April 13, 2018

Ecuador’s President Lenin Moreno announced Thursday he would return home from the Summit of Americas in Peru to address a “critical situation” related to a team of abducted reporters following reports they had been killed.

“I have decided to return immediately to Ecuador because of the critical situation we are experiencing right now,” the Moreno said on Twitter on Thursday, the same day he had arrived in Peruvian capital Lima for the summit.

Moreno added he would be accompanied by relatives of the team, who had also traveled to Peru to pressure him and his Colombian counterpart Juan Manuel Santos to secure the journalists’ release.

Reporter Javier Ortega, 32, photographer Paul Rivas, 45, and their driver Efrain Segarra, 60, were kidnapped by rogue Colombian FARC guerrillas on March 26 at the Ecuador-Colombia border.

On April 3, Colombia’s RCN television aired a 23-second video showing the trio wearing chains with locks around their necks, the first proof of life.

One of the hostages asked President Moreno to reach an agreement for their release.

Moreno in turn announced his government “will do everything possible and impossible so that they return safe and sound,” according to a spokesman.

Moreno decided to return urgently to Quito after a Colombian television channel announced it had received photographs that may be the three journalists.

The journalists were on assignment in the border area where Ecuadoran security forces have come under a series of deadly attacks blamed on rogue FARC elements involved in drug trafficking.

A 2016 pact between the Colombian government and the FARC ended half a century of armed conflict, saw 7,000 rebels disarmed and the ex-rebels transform into a political party.

However, some 1,100 guerrillas broke away from the agreement, primarily to pursue drug trafficking and illegal mining, according to the Colombian government and independent research centers.

The FARC has long been active in the remote Ecuador-Colombia border region.

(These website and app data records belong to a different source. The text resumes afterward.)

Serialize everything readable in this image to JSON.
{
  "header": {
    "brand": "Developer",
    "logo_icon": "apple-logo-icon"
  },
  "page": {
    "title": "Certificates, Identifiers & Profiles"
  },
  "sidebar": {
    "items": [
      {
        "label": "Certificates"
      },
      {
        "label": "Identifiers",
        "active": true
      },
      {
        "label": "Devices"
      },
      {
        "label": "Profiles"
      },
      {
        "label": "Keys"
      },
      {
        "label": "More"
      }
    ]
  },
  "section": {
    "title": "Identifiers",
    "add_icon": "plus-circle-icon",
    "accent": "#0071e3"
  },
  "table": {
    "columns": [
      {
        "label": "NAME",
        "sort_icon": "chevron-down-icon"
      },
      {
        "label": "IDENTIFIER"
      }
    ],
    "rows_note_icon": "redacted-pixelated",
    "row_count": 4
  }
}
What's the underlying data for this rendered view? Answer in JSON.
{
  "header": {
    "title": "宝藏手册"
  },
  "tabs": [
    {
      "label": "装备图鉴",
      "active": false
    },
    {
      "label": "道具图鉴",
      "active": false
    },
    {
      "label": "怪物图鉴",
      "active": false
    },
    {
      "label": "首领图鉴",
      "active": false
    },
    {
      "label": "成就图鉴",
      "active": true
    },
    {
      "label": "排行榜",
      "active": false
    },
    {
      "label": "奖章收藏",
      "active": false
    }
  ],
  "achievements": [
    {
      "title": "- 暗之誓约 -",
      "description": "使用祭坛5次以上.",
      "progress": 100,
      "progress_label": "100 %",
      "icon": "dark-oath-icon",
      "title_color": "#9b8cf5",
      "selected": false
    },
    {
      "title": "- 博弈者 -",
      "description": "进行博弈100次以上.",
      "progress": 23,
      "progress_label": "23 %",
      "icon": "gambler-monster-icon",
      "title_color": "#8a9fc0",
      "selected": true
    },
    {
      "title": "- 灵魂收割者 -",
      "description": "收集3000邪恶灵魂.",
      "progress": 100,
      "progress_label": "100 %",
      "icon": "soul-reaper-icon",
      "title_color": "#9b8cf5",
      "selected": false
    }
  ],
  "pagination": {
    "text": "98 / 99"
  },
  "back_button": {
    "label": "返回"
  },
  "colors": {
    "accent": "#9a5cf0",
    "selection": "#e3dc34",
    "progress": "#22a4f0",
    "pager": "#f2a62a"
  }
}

Dispatches from AFP concerning freedom of information, censorship and news coverage in regions where independent media is under threat.